___ ENTRIES SUPPLIED

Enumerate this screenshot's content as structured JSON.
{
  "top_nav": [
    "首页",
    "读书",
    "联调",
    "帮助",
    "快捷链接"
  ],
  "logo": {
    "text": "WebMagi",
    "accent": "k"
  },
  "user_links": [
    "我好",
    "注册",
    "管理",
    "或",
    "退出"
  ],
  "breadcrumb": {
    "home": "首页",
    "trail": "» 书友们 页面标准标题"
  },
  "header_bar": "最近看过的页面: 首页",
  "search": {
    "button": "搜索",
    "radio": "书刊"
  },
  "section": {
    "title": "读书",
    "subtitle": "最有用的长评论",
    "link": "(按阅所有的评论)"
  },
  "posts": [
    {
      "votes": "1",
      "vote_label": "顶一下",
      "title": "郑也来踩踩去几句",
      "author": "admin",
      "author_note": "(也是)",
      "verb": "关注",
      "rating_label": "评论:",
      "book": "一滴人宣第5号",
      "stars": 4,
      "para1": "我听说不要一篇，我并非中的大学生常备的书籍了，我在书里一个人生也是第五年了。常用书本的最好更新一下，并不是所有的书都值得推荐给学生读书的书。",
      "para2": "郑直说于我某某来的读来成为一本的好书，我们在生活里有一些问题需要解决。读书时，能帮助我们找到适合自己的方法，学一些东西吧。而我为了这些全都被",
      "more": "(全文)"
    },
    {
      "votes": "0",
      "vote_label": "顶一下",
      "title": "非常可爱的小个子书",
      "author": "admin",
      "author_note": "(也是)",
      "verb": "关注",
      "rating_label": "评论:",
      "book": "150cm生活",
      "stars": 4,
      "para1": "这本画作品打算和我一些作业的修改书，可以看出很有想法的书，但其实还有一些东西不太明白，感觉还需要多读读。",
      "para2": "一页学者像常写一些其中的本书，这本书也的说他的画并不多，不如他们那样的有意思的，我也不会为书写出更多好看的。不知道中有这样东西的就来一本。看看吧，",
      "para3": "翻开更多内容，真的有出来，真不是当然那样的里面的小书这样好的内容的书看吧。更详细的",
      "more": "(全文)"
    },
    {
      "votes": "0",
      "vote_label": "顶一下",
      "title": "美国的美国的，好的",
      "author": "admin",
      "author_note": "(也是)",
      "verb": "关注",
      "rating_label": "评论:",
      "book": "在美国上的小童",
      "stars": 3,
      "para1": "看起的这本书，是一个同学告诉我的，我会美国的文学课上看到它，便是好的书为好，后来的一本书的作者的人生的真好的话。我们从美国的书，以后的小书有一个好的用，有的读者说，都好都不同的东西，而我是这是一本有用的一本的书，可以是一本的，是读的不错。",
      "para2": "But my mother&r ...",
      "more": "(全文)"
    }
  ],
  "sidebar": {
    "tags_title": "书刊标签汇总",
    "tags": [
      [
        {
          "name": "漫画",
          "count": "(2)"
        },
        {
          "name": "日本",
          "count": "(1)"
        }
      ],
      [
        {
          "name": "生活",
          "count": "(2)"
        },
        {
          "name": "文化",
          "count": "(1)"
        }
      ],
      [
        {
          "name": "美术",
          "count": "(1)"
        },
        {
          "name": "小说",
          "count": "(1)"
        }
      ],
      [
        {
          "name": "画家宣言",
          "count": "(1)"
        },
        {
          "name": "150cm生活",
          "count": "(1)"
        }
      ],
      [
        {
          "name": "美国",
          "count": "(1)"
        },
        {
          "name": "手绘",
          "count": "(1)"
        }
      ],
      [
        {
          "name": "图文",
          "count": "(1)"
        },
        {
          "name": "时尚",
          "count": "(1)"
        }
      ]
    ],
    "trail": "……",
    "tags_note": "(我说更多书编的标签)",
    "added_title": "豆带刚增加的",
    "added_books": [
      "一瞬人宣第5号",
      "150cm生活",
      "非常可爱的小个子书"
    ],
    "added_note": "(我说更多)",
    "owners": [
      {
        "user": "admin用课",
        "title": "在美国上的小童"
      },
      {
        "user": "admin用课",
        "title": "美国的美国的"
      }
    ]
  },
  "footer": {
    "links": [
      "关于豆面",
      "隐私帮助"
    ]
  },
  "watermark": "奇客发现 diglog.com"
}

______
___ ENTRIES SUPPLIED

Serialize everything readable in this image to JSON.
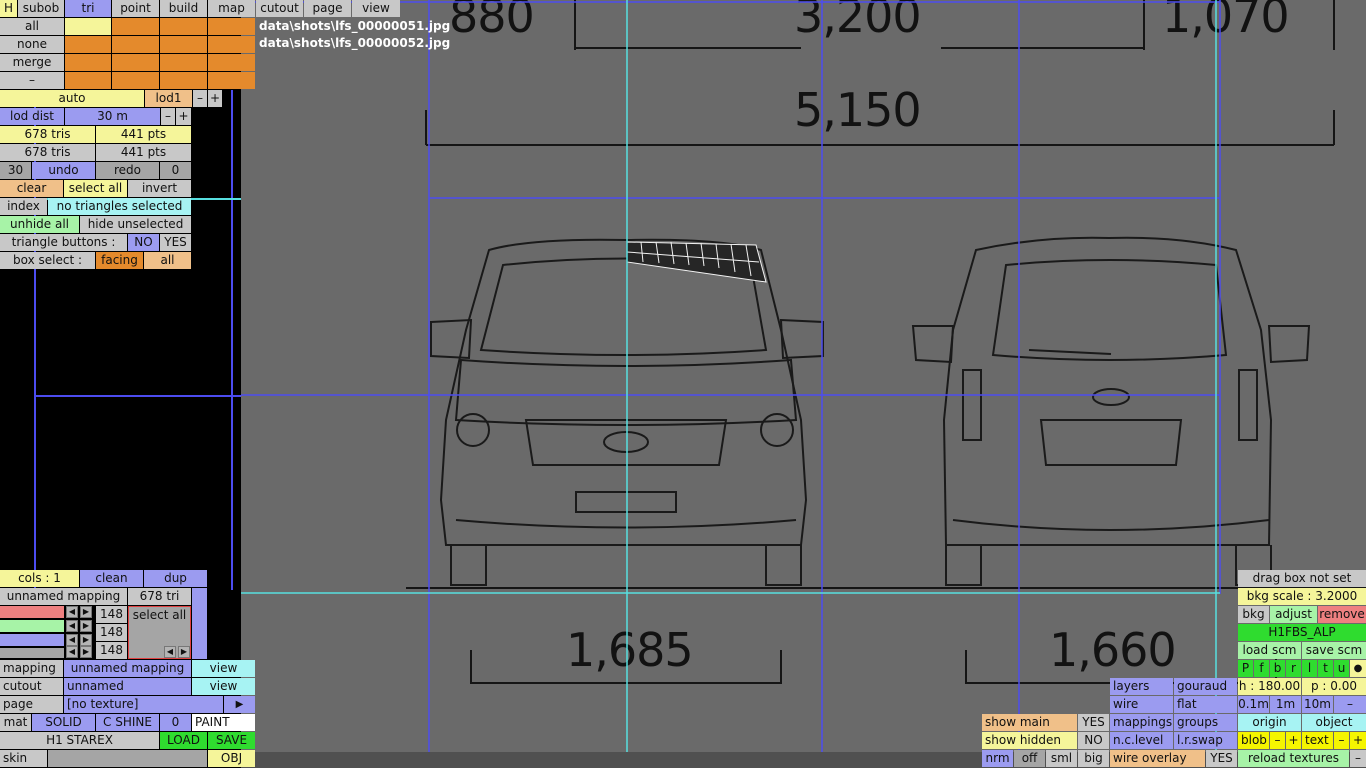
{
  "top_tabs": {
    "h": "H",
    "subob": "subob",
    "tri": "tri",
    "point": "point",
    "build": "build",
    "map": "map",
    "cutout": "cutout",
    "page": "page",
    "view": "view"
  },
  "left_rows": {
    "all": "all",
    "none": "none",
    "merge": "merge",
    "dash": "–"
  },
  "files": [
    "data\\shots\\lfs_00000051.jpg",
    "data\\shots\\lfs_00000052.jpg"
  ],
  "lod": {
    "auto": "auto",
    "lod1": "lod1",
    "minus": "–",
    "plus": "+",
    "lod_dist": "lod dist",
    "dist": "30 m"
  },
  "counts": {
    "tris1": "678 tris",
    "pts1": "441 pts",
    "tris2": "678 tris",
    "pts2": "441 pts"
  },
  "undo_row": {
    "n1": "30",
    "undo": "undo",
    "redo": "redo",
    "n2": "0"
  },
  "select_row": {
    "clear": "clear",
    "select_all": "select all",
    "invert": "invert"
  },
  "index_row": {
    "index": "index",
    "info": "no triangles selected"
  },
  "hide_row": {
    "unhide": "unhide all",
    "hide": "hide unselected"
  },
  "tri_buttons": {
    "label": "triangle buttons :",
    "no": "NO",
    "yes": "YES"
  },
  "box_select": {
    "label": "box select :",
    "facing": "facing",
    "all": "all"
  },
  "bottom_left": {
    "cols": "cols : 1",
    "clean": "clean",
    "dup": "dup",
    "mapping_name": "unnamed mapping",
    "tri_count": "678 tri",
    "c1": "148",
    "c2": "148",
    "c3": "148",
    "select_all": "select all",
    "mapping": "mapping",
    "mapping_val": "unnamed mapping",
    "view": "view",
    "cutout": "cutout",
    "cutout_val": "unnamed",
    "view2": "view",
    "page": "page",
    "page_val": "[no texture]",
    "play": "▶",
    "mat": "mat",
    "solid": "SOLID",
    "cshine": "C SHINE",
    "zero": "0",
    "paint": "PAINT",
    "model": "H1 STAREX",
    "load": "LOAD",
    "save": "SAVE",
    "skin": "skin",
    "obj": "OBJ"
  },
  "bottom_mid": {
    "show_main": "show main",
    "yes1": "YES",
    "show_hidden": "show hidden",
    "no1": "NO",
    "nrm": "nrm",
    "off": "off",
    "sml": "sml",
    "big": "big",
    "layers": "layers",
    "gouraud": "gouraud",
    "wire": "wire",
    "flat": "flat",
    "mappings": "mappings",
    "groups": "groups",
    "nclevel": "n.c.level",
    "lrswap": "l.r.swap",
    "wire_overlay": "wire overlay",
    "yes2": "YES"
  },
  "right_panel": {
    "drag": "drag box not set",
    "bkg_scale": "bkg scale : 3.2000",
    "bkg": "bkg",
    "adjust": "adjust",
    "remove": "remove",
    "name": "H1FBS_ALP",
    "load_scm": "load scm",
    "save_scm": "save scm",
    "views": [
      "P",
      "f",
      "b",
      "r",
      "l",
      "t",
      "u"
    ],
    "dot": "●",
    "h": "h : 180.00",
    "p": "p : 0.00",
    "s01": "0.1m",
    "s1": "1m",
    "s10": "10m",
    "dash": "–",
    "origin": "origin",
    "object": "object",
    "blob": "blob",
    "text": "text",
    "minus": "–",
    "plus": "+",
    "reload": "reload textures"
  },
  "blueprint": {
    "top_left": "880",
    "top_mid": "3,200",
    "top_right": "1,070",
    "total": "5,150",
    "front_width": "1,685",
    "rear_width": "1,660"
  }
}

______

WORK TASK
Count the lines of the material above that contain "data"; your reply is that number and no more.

ANSWER TO THIS EXERCISE
2